A journey through the history of Women's Basketball
Chances are if you’ve driven through Downtown Knoxville, you’ve seen a larger than life spherical object on the horizon. From a distance it looks like it’s sitting on some type of steel structure just ready for Godzilla to grab. I’m not talking about the Sunsphere, the signature structure of the 1982 World’s Fair. No, this giant Baden basketball clings to the side of the Women’s Basketball Hall of Fame, a fixture in the city since 1999. According the the WBHOF website, the basketball is the largest in the world weighing 10 tons and measuring 30 feet in diameter. And the stories inside are even bigger.
The Women’s Basketball Hall of Fame sits on a high bluff near the Tennessee River not far from the campus where Lady Vols Coach Pat Summitt brought home 8 National Championship titles. While the WBHOF is a place dedicated to the history and accomplishments of women’s basketball, you don’t have to love the game to enjoy a visit.
Just inside the entrance, a 17-foot high bronzed sculpture stands at the center of a rotunda named after legendary coach, Pat Summitt. With women basketball players from different eras, the sculpture illustrates the WBHOF’s theme, “honor the past, celebrate the present, promote the future.”
The journey begins with a 17-minute film taking you through the evolution of women’s basketball, a look at the key players, coaches and a bunch of redheads, that you’ll learn more about later. Down the hallway, you can test your knowledge at an interactive timeline, pose for a picture with one of the first women’s basketball stars, and listen in on a locker room talk led by some of the best coaches in the sport.

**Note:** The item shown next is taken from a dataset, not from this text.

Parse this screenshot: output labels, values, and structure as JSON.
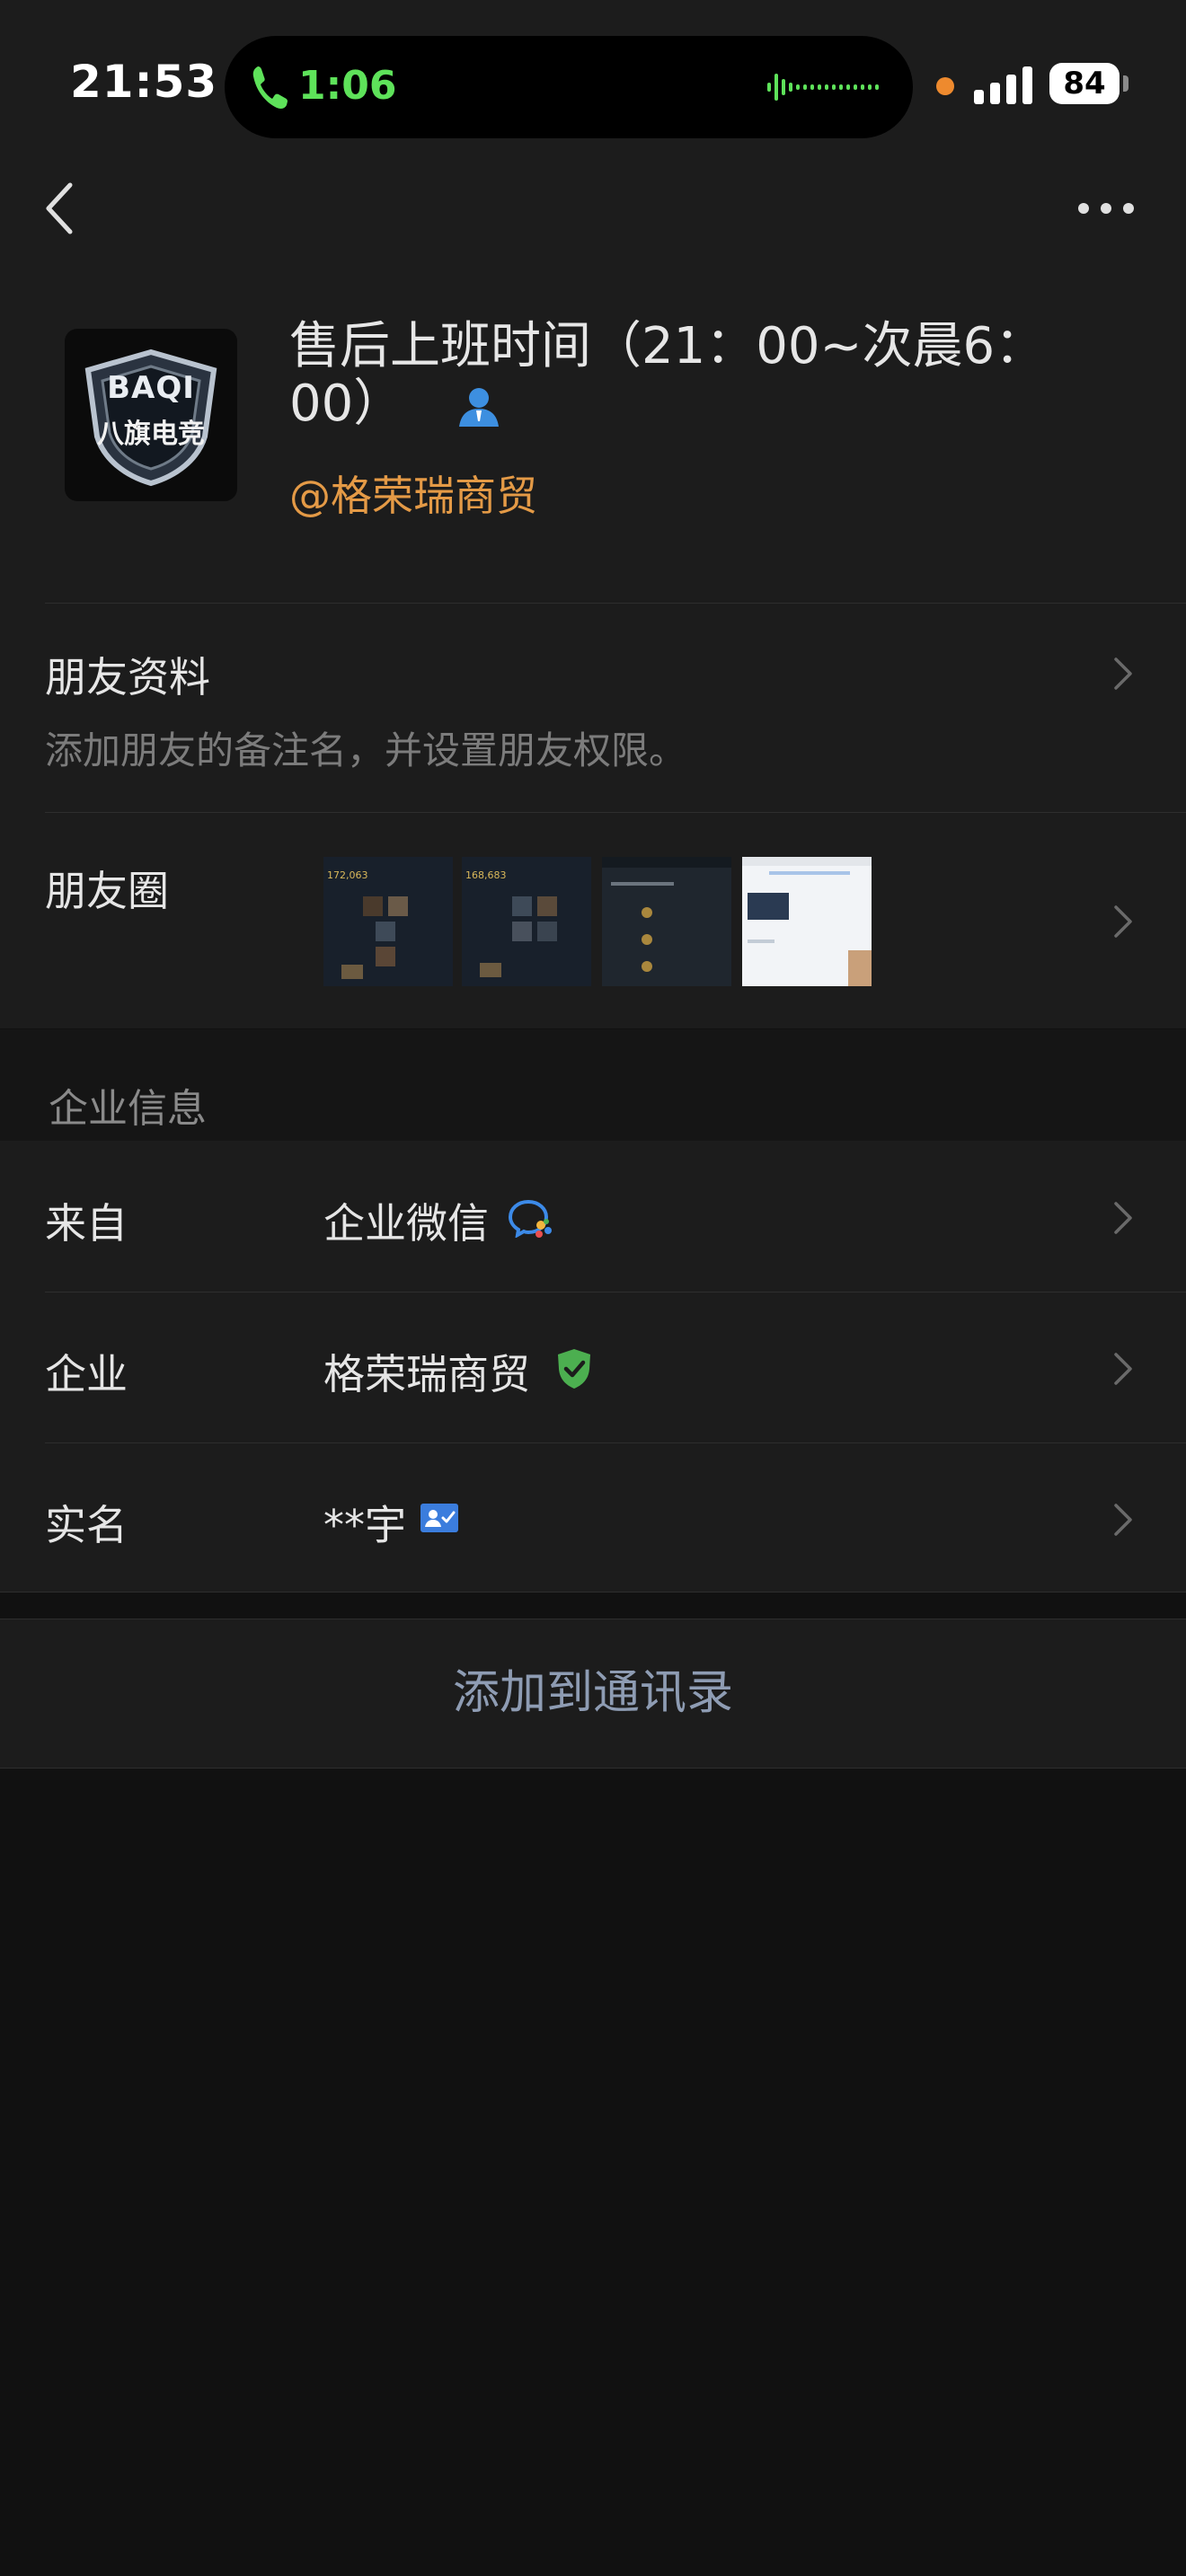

Just before you head into the Hall of Honor, a stretched out white station wagon is sure to catch your eyes. For many years, it carried some of the most famous women in basketball. The world famous Redheads played from 1936 to 1986, winning 500 out of 642 games against men’s teams. Today, their legacy (as well as some members of the team) are enshrined in the WBHOF.
The largest part of the hall is also the most fun. Sitting beneath the big basketball on the outside is an atrium and stairwell connecting an expansive exhibit area up top with basketball courts below. In this section of the museum dozens of jerseys representing championship women’s teams from colleges and high schools across the country hang from the rafters. Together they make up the Ring of Honor. Mixed in with all the displays and jerseys are banners and posters from Women’s Final Four Jerseys representing championship teams from the world of college and high school basketball hang from the rafters. There is also a big collection of Women’s Final 4 banners and posters.
Down the stairs, and past a larger than life guitar from the Final Four in Cleveland, three half courts sprawl out on the floor. Visitors can test their playing skills here as well as learn new ones. This is definitely taking the hands-on museum experience to a new level.
Admission to the WBHOF is about $8 for adults and a few dollars less for children. The gift shop, which is off to the right of the statue at the entrance, is where you pick up your tickets. From now through April 30th, the Hall is open Tuesday through Friday. To learn more about this unique attraction visit www.wbhof.com .